_WORK INSTRUCTIONS_
Filter out all lines without the word "开始时间" from the data below, please, and copy the rest.

[Component data from apps and pages]
_ _ _ _ _
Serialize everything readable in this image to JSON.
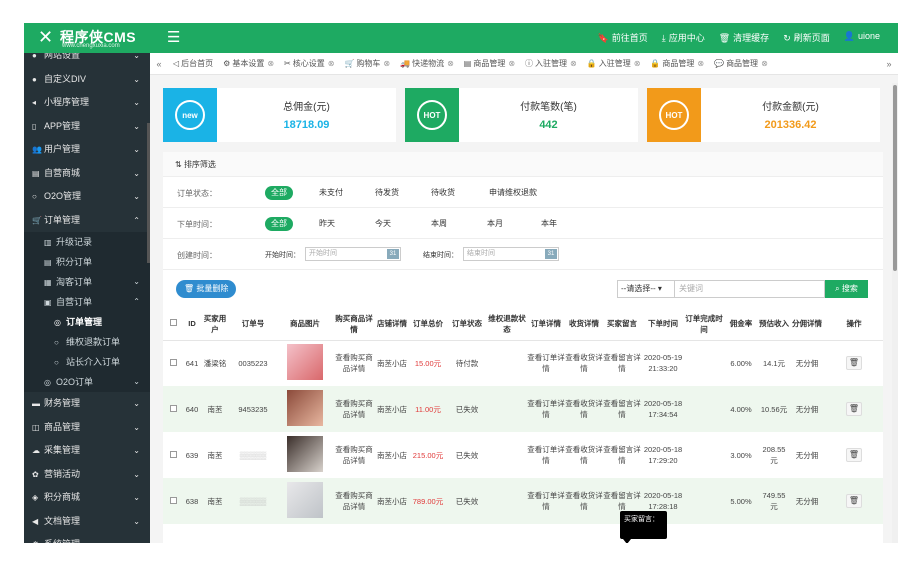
{
  "brand": {
    "name": "程序侠CMS",
    "url": "www.chengxuxia.com",
    "color": "#1eaa62"
  },
  "topbar": {
    "links": [
      {
        "icon": "bookmark-icon",
        "glyph": "🔖",
        "label": "前往首页"
      },
      {
        "icon": "download-icon",
        "glyph": "⤓",
        "label": "应用中心"
      },
      {
        "icon": "trash-icon",
        "glyph": "🗑",
        "label": "清理缓存"
      },
      {
        "icon": "refresh-icon",
        "glyph": "↻",
        "label": "刷新页面"
      },
      {
        "icon": "user-icon",
        "glyph": "👤",
        "label": "uione"
      }
    ]
  },
  "sidebar": {
    "items": [
      {
        "label": "网站设置",
        "icon": "dot-icon",
        "glyph": "●",
        "arrow": "⌄"
      },
      {
        "label": "自定义DIV",
        "icon": "dot-icon",
        "glyph": "●",
        "arrow": "⌄"
      },
      {
        "label": "小程序管理",
        "icon": "send-icon",
        "glyph": "◂",
        "arrow": "⌄"
      },
      {
        "label": "APP管理",
        "icon": "mobile-icon",
        "glyph": "▯",
        "arrow": "⌄"
      },
      {
        "label": "用户管理",
        "icon": "users-icon",
        "glyph": "👥",
        "arrow": "⌄"
      },
      {
        "label": "自营商城",
        "icon": "shop-icon",
        "glyph": "▤",
        "arrow": "⌄"
      },
      {
        "label": "O2O管理",
        "icon": "circle-icon",
        "glyph": "○",
        "arrow": "⌄"
      },
      {
        "label": "订单管理",
        "icon": "cart-icon",
        "glyph": "🛒",
        "arrow": "⌃"
      }
    ],
    "sub": [
      {
        "label": "升级记录",
        "icon": "chart-icon",
        "glyph": "▥",
        "level": 2
      },
      {
        "label": "积分订单",
        "icon": "doc-icon",
        "glyph": "▤",
        "level": 2
      },
      {
        "label": "淘客订单",
        "icon": "grid-icon",
        "glyph": "▦",
        "level": 2,
        "arrow": "⌄"
      },
      {
        "label": "自营订单",
        "icon": "box-icon",
        "glyph": "▣",
        "level": 2,
        "arrow": "⌃"
      },
      {
        "label": "订单管理",
        "icon": "o-icon",
        "glyph": "◎",
        "level": 3,
        "active": true
      },
      {
        "label": "维权退款订单",
        "icon": "circle-icon",
        "glyph": "○",
        "level": 3
      },
      {
        "label": "站长介入订单",
        "icon": "circle-icon",
        "glyph": "○",
        "level": 3
      },
      {
        "label": "O2O订单",
        "icon": "o-icon",
        "glyph": "◎",
        "level": 2,
        "arrow": "⌄"
      }
    ],
    "after": [
      {
        "label": "财务管理",
        "icon": "wallet-icon",
        "glyph": "▬",
        "arrow": "⌄"
      },
      {
        "label": "商品管理",
        "icon": "bag-icon",
        "glyph": "◫",
        "arrow": "⌄"
      },
      {
        "label": "采集管理",
        "icon": "cloud-icon",
        "glyph": "☁",
        "arrow": "⌄"
      },
      {
        "label": "营销活动",
        "icon": "gift-icon",
        "glyph": "✿",
        "arrow": "⌄"
      },
      {
        "label": "积分商城",
        "icon": "store-icon",
        "glyph": "◈",
        "arrow": "⌄"
      },
      {
        "label": "文档管理",
        "icon": "speaker-icon",
        "glyph": "◀",
        "arrow": "⌄"
      },
      {
        "label": "系统管理",
        "icon": "gear-icon",
        "glyph": "⚙",
        "arrow": "⌄"
      }
    ]
  },
  "tabs": [
    {
      "label": "后台首页",
      "glyph": "◁"
    },
    {
      "label": "基本设置",
      "glyph": "⚙",
      "close": "⊗"
    },
    {
      "label": "核心设置",
      "glyph": "✂",
      "close": "⊗"
    },
    {
      "label": "购物车",
      "glyph": "🛒",
      "close": "⊗"
    },
    {
      "label": "快递物流",
      "glyph": "🚚",
      "close": "⊗"
    },
    {
      "label": "商品管理",
      "glyph": "▤",
      "close": "⊗"
    },
    {
      "label": "入驻管理",
      "glyph": "ⓘ",
      "close": "⊗"
    },
    {
      "label": "入驻管理",
      "glyph": "🔒",
      "close": "⊗"
    },
    {
      "label": "商品管理",
      "glyph": "🔒",
      "close": "⊗"
    },
    {
      "label": "商品管理",
      "glyph": "💬",
      "close": "⊗"
    }
  ],
  "stats": [
    {
      "label": "总佣金(元)",
      "value": "18718.09",
      "badge": "new",
      "bg": "#1ab3e6",
      "color": "#1ab3e6"
    },
    {
      "label": "付款笔数(笔)",
      "value": "442",
      "badge": "HOT",
      "bg": "#1eaa62",
      "color": "#1eaa62"
    },
    {
      "label": "付款金额(元)",
      "value": "201336.42",
      "badge": "HOT",
      "bg": "#f29a1a",
      "color": "#f29a1a"
    }
  ],
  "filters": {
    "title": "排序筛选",
    "status_label": "订单状态：",
    "status_options": [
      "全部",
      "未支付",
      "待发货",
      "待收货",
      "申请维权退款"
    ],
    "time_label": "下单时间：",
    "time_options": [
      "全部",
      "昨天",
      "今天",
      "本周",
      "本月",
      "本年"
    ],
    "created_label": "创建时间：",
    "start_label": "开始时间：",
    "start_placeholder": "开始时间",
    "end_label": "结束时间：",
    "end_placeholder": "结束时间"
  },
  "toolbar": {
    "bulk_delete": "批量删除",
    "select_value": "--请选择--",
    "keyword_placeholder": "关键词",
    "search": "搜索"
  },
  "table": {
    "headers": [
      "",
      "ID",
      "买家用户",
      "订单号",
      "商品图片",
      "购买商品详情",
      "店铺详情",
      "订单总价",
      "订单状态",
      "维权退款状态",
      "订单详情",
      "收货详情",
      "买家留言",
      "下单时间",
      "订单完成时间",
      "佣金率",
      "预估收入",
      "分佣详情",
      "操作"
    ],
    "rows": [
      {
        "id": "641",
        "user": "潘梁铭",
        "order": "0035223",
        "img": [
          "#f4c1c9",
          "#d9686b"
        ],
        "goods": "查看购买商品详情",
        "shop": "南苤小店",
        "total": "15.00元",
        "status": "待付款",
        "refund": "",
        "detail": "查看订单详情",
        "ship": "查看收货详情",
        "msg": "查看留言详情",
        "time": "2020-05-19 21:33:20",
        "done": "",
        "rate": "6.00%",
        "income": "14.1元",
        "split": "无分佣"
      },
      {
        "id": "640",
        "user": "南苤",
        "order": "9453235",
        "img": [
          "#8b4a3a",
          "#e8b7a0"
        ],
        "goods": "查看购买商品详情",
        "shop": "南苤小店",
        "total": "11.00元",
        "status": "已失效",
        "refund": "",
        "detail": "查看订单详情",
        "ship": "查看收货详情",
        "msg": "查看留言详情",
        "time": "2020-05-18 17:34:54",
        "done": "",
        "rate": "4.00%",
        "income": "10.56元",
        "split": "无分佣"
      },
      {
        "id": "639",
        "user": "南苤",
        "order": "",
        "img": [
          "#3a2e2a",
          "#d8d2cc"
        ],
        "goods": "查看购买商品详情",
        "shop": "南苤小店",
        "total": "215.00元",
        "status": "已失效",
        "refund": "",
        "detail": "查看订单详情",
        "ship": "查看收货详情",
        "msg": "查看留言详情",
        "time": "2020-05-18 17:29:20",
        "done": "",
        "rate": "3.00%",
        "income": "208.55元",
        "split": "无分佣"
      },
      {
        "id": "638",
        "user": "南苤",
        "order": "",
        "img": [
          "#e8e8ea",
          "#bfc3c8"
        ],
        "goods": "查看购买商品详情",
        "shop": "南苤小店",
        "total": "789.00元",
        "status": "已失效",
        "refund": "",
        "detail": "查看订单详情",
        "ship": "查看收货详情",
        "msg": "查看留言详情",
        "time": "2020-05-18 17:28:18",
        "done": "",
        "rate": "5.00%",
        "income": "749.55元",
        "split": "无分佣"
      }
    ]
  },
  "tooltip": "买家留言："
}
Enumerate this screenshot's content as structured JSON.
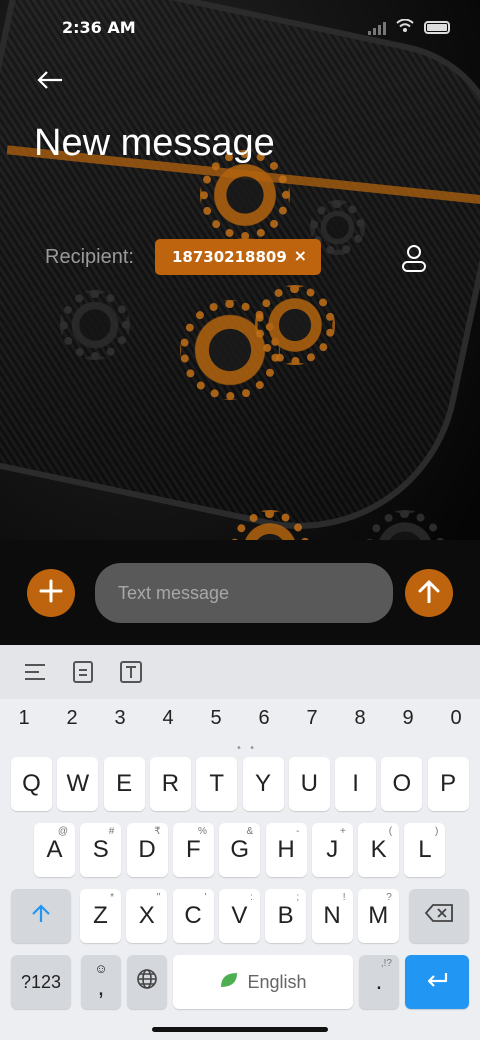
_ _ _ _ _
_WRITTEN RESPONSE_
    "start_label": "开始时间：",
    "start_placeholder": "开始时间",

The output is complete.